**YOUR OBJECTIVE:**
Would you print the data below exactly, leaving out every picture?

**GIVEN ENTRIES:**

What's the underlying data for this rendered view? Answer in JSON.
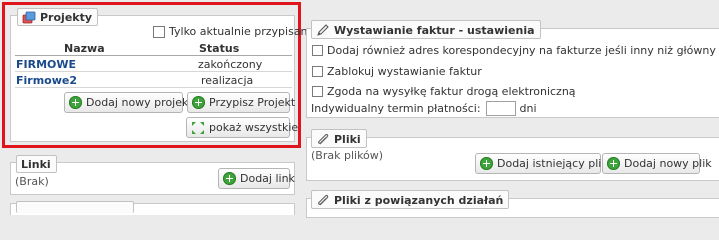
{
  "projects": {
    "title": "Projekty",
    "only_current_label": "Tylko aktualnie przypisane",
    "columns": [
      "Nazwa",
      "Status"
    ],
    "rows": [
      {
        "name": "FIRMOWE",
        "status": "zakończony"
      },
      {
        "name": "Firmowe2",
        "status": "realizacja"
      }
    ],
    "add_project_label": "Dodaj nowy projekt",
    "assign_project_label": "Przypisz Projekt",
    "show_all_label": "pokaż wszystkie"
  },
  "links": {
    "title": "Linki",
    "empty_text": "(Brak)",
    "add_label": "Dodaj link"
  },
  "invoicing": {
    "title": "Wystawianie faktur - ustawienia",
    "options": [
      "Dodaj również adres korespondecyjny na fakturze jeśli inny niż główny",
      "Zablokuj wystawianie faktur",
      "Zgoda na wysyłkę faktur drogą elektroniczną"
    ],
    "payment_term_label": "Indywidualny termin płatności:",
    "payment_term_value": "",
    "payment_term_unit": "dni"
  },
  "files": {
    "title": "Pliki",
    "empty_text": "(Brak plików)",
    "add_existing_label": "Dodaj istniejący plik",
    "add_new_label": "Dodaj nowy plik"
  },
  "related_files": {
    "title": "Pliki z powiązanych działań"
  },
  "colors": {
    "highlight_border": "#e0141c",
    "link": "#1a4a8c",
    "button_icon": "#3ea33a"
  }
}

**OUTPUT OF THE EXERCISE:**
What's the underlying data for this rendered view? Answer in JSON.
{
  "projects": {
    "title": "Projekty",
    "only_current_label": "Tylko aktualnie przypisane",
    "columns": [
      "Nazwa",
      "Status"
    ],
    "rows": [
      {
        "name": "FIRMOWE",
        "status": "zakończony"
      },
      {
        "name": "Firmowe2",
        "status": "realizacja"
      }
    ],
    "add_project_label": "Dodaj nowy projekt",
    "assign_project_label": "Przypisz Projekt",
    "show_all_label": "pokaż wszystkie"
  },
  "links": {
    "title": "Linki",
    "empty_text": "(Brak)",
    "add_label": "Dodaj link"
  },
  "invoicing": {
    "title": "Wystawianie faktur - ustawienia",
    "options": [
      "Dodaj również adres korespondecyjny na fakturze jeśli inny niż główny",
      "Zablokuj wystawianie faktur",
      "Zgoda na wysyłkę faktur drogą elektroniczną"
    ],
    "payment_term_label": "Indywidualny termin płatności:",
    "payment_term_value": "",
    "payment_term_unit": "dni"
  },
  "files": {
    "title": "Pliki",
    "empty_text": "(Brak plików)",
    "add_existing_label": "Dodaj istniejący plik",
    "add_new_label": "Dodaj nowy plik"
  },
  "related_files": {
    "title": "Pliki z powiązanych działań"
  },
  "colors": {
    "highlight_border": "#e0141c",
    "link": "#1a4a8c",
    "button_icon": "#3ea33a"
  }
}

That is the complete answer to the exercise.